2 Likes

Thanks alot!

Does your formulation provide sensible results? Or is there something wrong with it?

It does indeed seem to provide sensible results (assuming I know what is sensible, which might not be true ).

I became a bit paranoid after reading some blog post where a seemingly straighforward forumlation was orders of magnitude slower compared to a more convoluted formulation with more variables and constraints. The message was something along the lines of “you need to think like an evil solver which will do everything in its power to explore infeasible paths if you allow it”. Since the formulation in this case is created programatically based on arbitrary input and I don’t trust my ability to think like an evil solver I was afraid it might not scale up well due to being non-ideomatic.

Thanks for the pointers on JuMP style too. Very much appreciated!

No need for `select = ` . `JuMP.@variable(model, select[1:10], Bin)` is the same by itself.

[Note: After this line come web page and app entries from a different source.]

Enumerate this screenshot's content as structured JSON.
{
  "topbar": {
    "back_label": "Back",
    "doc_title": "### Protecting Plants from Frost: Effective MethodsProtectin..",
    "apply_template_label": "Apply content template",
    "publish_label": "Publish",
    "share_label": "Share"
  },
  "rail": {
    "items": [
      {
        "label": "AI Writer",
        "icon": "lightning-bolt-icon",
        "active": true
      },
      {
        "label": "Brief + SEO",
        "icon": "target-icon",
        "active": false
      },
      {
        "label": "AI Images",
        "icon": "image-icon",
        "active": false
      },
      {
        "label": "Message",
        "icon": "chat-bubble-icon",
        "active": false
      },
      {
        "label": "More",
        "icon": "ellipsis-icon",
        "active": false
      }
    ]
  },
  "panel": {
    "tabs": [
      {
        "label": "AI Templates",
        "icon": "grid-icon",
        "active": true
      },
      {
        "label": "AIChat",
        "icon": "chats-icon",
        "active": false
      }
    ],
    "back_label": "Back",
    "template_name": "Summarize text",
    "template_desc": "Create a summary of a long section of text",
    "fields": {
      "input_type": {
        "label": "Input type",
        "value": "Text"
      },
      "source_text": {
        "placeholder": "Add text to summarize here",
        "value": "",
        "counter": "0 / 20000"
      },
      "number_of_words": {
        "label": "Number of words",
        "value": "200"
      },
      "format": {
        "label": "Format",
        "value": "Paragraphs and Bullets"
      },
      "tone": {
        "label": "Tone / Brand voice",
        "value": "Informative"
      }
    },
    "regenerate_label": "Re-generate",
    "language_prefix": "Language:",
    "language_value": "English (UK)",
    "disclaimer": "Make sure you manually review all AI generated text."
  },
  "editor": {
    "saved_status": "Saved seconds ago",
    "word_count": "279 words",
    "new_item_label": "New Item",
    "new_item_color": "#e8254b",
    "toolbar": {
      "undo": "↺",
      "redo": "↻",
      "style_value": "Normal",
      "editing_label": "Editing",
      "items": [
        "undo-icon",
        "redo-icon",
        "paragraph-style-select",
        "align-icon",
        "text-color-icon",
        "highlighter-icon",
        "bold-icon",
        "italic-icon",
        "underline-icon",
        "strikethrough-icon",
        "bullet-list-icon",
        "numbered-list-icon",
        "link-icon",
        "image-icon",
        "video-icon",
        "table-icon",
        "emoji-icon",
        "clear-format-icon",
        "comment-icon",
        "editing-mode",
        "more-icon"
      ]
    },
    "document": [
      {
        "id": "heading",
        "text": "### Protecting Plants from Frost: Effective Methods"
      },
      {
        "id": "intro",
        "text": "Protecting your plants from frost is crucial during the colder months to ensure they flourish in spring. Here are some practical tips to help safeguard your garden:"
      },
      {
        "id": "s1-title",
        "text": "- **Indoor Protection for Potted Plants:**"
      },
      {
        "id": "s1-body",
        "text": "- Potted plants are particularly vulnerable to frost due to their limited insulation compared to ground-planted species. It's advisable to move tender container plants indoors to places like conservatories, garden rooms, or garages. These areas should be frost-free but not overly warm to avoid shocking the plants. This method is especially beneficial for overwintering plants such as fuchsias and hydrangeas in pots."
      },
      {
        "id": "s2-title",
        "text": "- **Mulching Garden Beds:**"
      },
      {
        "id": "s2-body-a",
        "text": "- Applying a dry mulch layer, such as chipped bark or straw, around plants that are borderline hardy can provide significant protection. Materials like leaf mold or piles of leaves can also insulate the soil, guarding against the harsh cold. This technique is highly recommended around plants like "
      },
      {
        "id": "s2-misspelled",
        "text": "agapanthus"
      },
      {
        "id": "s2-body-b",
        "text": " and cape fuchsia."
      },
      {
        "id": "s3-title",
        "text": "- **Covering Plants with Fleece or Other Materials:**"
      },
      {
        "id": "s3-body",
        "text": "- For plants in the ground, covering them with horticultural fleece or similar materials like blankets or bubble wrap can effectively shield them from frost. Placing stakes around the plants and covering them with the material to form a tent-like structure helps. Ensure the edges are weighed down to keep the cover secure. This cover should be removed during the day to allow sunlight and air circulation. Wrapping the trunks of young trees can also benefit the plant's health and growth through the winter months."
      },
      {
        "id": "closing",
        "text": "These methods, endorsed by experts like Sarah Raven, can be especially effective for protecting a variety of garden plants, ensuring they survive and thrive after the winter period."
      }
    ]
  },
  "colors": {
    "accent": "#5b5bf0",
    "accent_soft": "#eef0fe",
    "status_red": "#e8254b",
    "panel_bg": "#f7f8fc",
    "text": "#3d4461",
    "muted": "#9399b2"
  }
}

In the real code the number of select/insert/insert_zero variables depends on user input (the neural network structure) so I’m using anonymous variables in `Dict`s which I’m passing around to a couple of “add appropriate constraints for this vertex”-functions. I suppose I ended up with a strange mix in the MWE. If there was some way to register some key=>variable mapping (for an arbitrary key-type) in the model I could get rid of the `Dict`s and just pass around the model.

Btw, JuMP is really awesome software for bringing mathematical programming to the hands of people who just want to solve some problem with a computer (like me in this case). Without it I would probably have abandoned NaiveNASlib when I realized I couldn’t get my initial (non-MIP) attempt to be robust enough. Big thanks to you and everyone else who maintains/develops it!

1 Like